[Dataset rows describing interfaces]
* * * * * * * * *
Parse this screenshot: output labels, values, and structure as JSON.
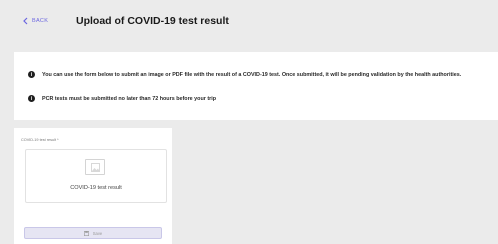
{
  "header": {
    "back_label": "BACK",
    "title": "Upload of COVID-19 test result"
  },
  "info": {
    "line1": "You can use the form below to submit an image or PDF file with the result of a COVID-19 test. Once submitted, it will be pending validation by the health authorities.",
    "line2": "PCR tests must be submitted no later than 72 hours before your trip"
  },
  "form": {
    "field_label": "COVID-19 test result *",
    "upload_label": "COVID-19 test result",
    "save_label": "Save"
  },
  "colors": {
    "accent": "#6b66e0",
    "background": "#ebebeb",
    "save_button_bg": "#e6e5f3"
  }
}
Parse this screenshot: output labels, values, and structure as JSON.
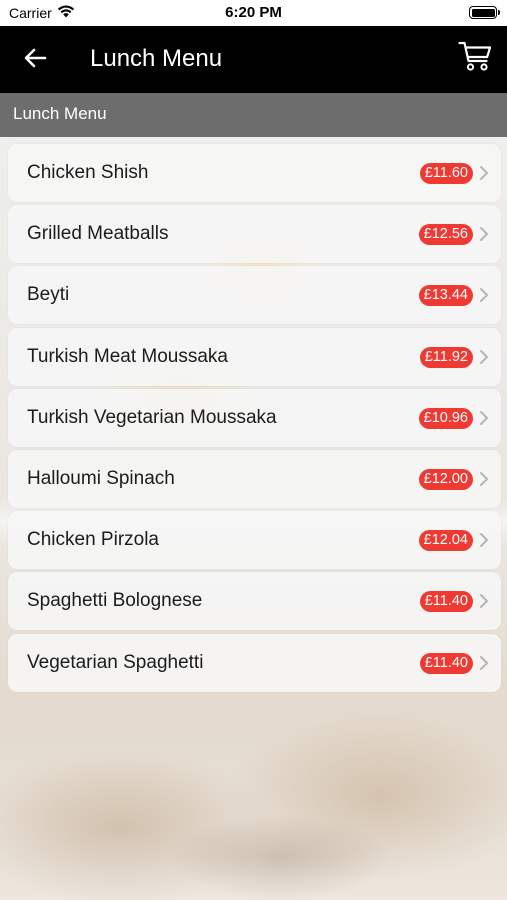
{
  "status_bar": {
    "carrier": "Carrier",
    "time": "6:20 PM"
  },
  "nav": {
    "title": "Lunch Menu",
    "back_icon": "arrow-left-icon",
    "cart_icon": "shopping-cart-icon"
  },
  "section": {
    "title": "Lunch Menu"
  },
  "colors": {
    "nav_background": "#000000",
    "section_background": "#6d6d6d",
    "price_badge": "#ee3a33"
  },
  "menu_items": [
    {
      "name": "Chicken Shish",
      "price": "£11.60"
    },
    {
      "name": "Grilled Meatballs",
      "price": "£12.56"
    },
    {
      "name": "Beyti",
      "price": "£13.44"
    },
    {
      "name": "Turkish Meat Moussaka",
      "price": "£11.92"
    },
    {
      "name": "Turkish Vegetarian Moussaka",
      "price": "£10.96"
    },
    {
      "name": "Halloumi Spinach",
      "price": "£12.00"
    },
    {
      "name": "Chicken Pirzola",
      "price": "£12.04"
    },
    {
      "name": "Spaghetti Bolognese",
      "price": "£11.40"
    },
    {
      "name": "Vegetarian Spaghetti",
      "price": "£11.40"
    }
  ]
}
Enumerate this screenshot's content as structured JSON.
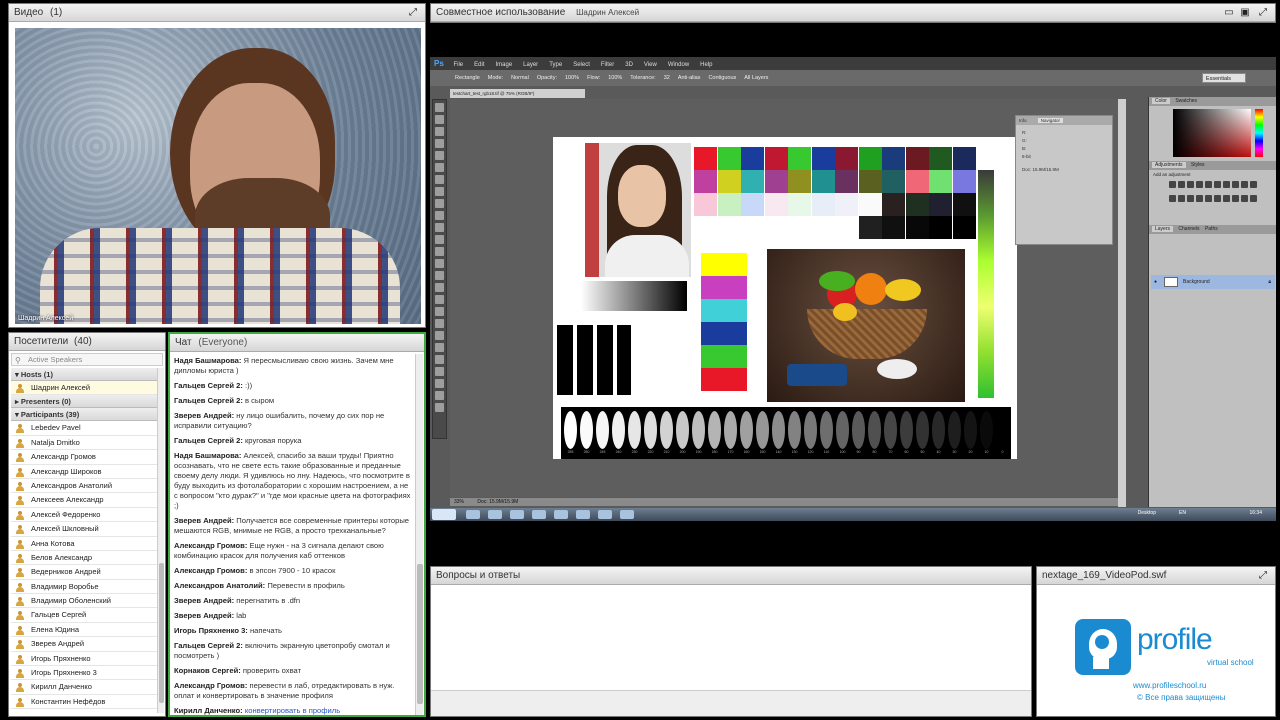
{
  "video_pod": {
    "title": "Видео",
    "count": "(1)",
    "presenter": "Шадрин Алексей"
  },
  "share_pod": {
    "title": "Совместное использование",
    "presenter": "Шадрин Алексей"
  },
  "attendees": {
    "title": "Посетители",
    "count": "(40)",
    "search_placeholder": "Active Speakers",
    "hosts_label": "Hosts (1)",
    "host": "Шадрин Алексей",
    "presenters_label": "Presenters (0)",
    "participants_label": "Participants (39)",
    "participants": [
      "Lebedev Pavel",
      "Natalja Dmitko",
      "Александр Громов",
      "Александр Широков",
      "Александров Анатолий",
      "Алексеев Александр",
      "Алексей Федоренко",
      "Алексей Шкловный",
      "Анна Котова",
      "Белов Александр",
      "Ведерников Андрей",
      "Владимир Воробье",
      "Владимир Оболенский",
      "Гальцев Сергей",
      "Елена Юдина",
      "Зверев Андрей",
      "Игорь Пряхненко",
      "Игорь Пряхненко 3",
      "Кирилл Данченко",
      "Константин Нефёдов"
    ]
  },
  "chat": {
    "title": "Чат",
    "scope": "(Everyone)",
    "messages": [
      {
        "name": "Надя Башмарова:",
        "text": "Я пересмысливаю свою жизнь. Зачем мне дипломы юриста )"
      },
      {
        "name": "Гальцев Сергей 2:",
        "text": ":))"
      },
      {
        "name": "Гальцев Сергей 2:",
        "text": "в сыром"
      },
      {
        "name": "Зверев Андрей:",
        "text": "ну лицо ошибалить, почему до сих пор не исправили ситуацию?"
      },
      {
        "name": "Гальцев Сергей 2:",
        "text": "круговая порука"
      },
      {
        "name": "Надя Башмарова:",
        "text": "Алексей, спасибо за ваши труды! Приятно осознавать, что не свете есть такие образованные и преданные своему делу люди. Я удивлюсь но лну. Надеюсь, что посмотрите в буду выходить из фотолаборатории с хорошим настроением, а не с вопросом \"кто дурак?\" и \"где мои красные цвета на фотографиях ;)"
      },
      {
        "name": "Зверев Андрей:",
        "text": "Получается все современные принтеры которые мешаются RGB, мнимые не RGB, а просто трехканальные?"
      },
      {
        "name": "Александр Громов:",
        "text": "Еще нужн - на 3 сигнала делают свою комбинацию красок для получения каб оттенков"
      },
      {
        "name": "Александр Громов:",
        "text": "в эпсон 7900 - 10 красок"
      },
      {
        "name": "Александров Анатолий:",
        "text": "Перевести в профиль"
      },
      {
        "name": "Зверев Андрей:",
        "text": "перегнатить в  .dfn"
      },
      {
        "name": "Зверев Андрей:",
        "text": "lab"
      },
      {
        "name": "Игорь Пряхненко 3:",
        "text": "напечать"
      },
      {
        "name": "Гальцев Сергей 2:",
        "text": "включить  экранную цветопробу смотал и посмотреть )"
      },
      {
        "name": "Корнаков Сергей:",
        "text": "проверить охват"
      },
      {
        "name": "Александр Громов:",
        "text": "перевести в лаб, отредактировать в нуж. оплат и конвертировать в значение профиля"
      },
      {
        "name": "Кирилл Данченко:",
        "text": "конвертировать в профиль",
        "link": true
      }
    ]
  },
  "qa_pod": {
    "title": "Вопросы и ответы"
  },
  "file_pod": {
    "title": "nextage_169_VideoPod.swf",
    "brand": "profile",
    "sub": "virtual school",
    "url": "www.profileschool.ru",
    "rights": "© Все права защищены"
  },
  "photoshop": {
    "logo": "Ps",
    "menu": [
      "File",
      "Edit",
      "Image",
      "Layer",
      "Type",
      "Select",
      "Filter",
      "3D",
      "View",
      "Window",
      "Help"
    ],
    "options": [
      "Rectangle",
      "Mode:",
      "Normal",
      "Opacity:",
      "100%",
      "Flow:",
      "100%",
      "Tolerance:",
      "32",
      "Anti-alias",
      "Contiguous",
      "All Layers"
    ],
    "workspace": "Essentials",
    "doc_tab": "testchart_test_rgb18.tif @ 75% (RGB/8*)",
    "status": "33%",
    "status2": "Doc: 15.9M/15.9M",
    "panels": {
      "color": "Color",
      "swatches": "Swatches",
      "adjustments": "Adjustments",
      "styles": "Styles",
      "add_adj": "Add an adjustment",
      "layers": "Layers",
      "channels": "Channels",
      "paths": "Paths",
      "layer_name": "Background",
      "info": "Info",
      "histogram": "Navigator"
    },
    "grayscale_labels": [
      "255",
      "250",
      "245",
      "240",
      "230",
      "220",
      "210",
      "200",
      "190",
      "180",
      "170",
      "160",
      "150",
      "140",
      "130",
      "120",
      "110",
      "100",
      "90",
      "80",
      "70",
      "60",
      "50",
      "40",
      "30",
      "20",
      "10",
      "0"
    ]
  },
  "taskbar": {
    "lang": "EN",
    "time": "16:34",
    "date": "Desktop"
  },
  "colors": {
    "accent_green": "#3fa83f",
    "brand_blue": "#1a8bd1",
    "ps_gray": "#5a5a5a"
  }
}
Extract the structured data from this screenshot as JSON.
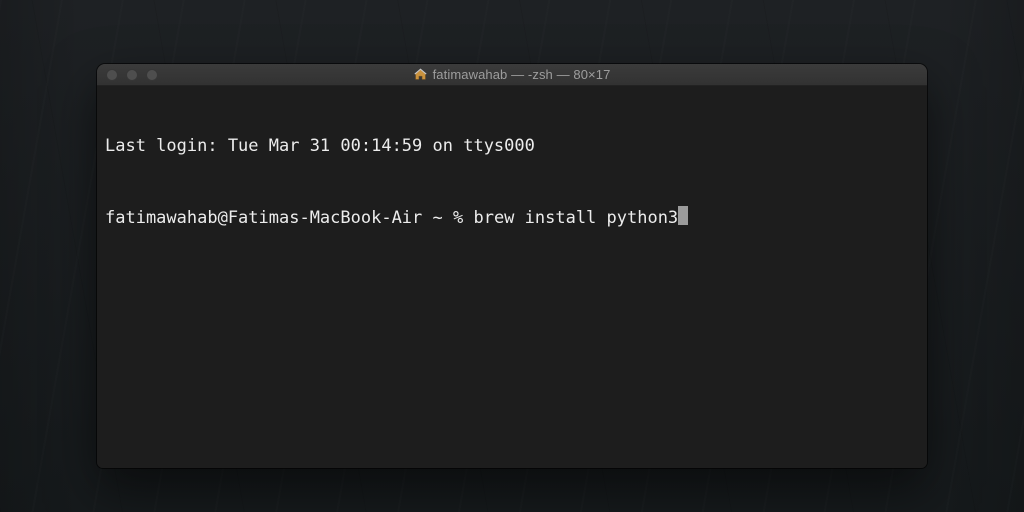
{
  "window": {
    "title": "fatimawahab — -zsh — 80×17"
  },
  "terminal": {
    "last_login": "Last login: Tue Mar 31 00:14:59 on ttys000",
    "prompt": "fatimawahab@Fatimas-MacBook-Air ~ % ",
    "command": "brew install python3"
  }
}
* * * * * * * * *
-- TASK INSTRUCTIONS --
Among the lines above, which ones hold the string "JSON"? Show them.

-- TASK OUTPUT --
Parse this screenshot: output labels, values, and structure as JSON.
Parse this screenshot: output labels, values, and structure as JSON.
Enumerate this screenshot's content as structured JSON.
Extract the structured data from this screenshot as JSON.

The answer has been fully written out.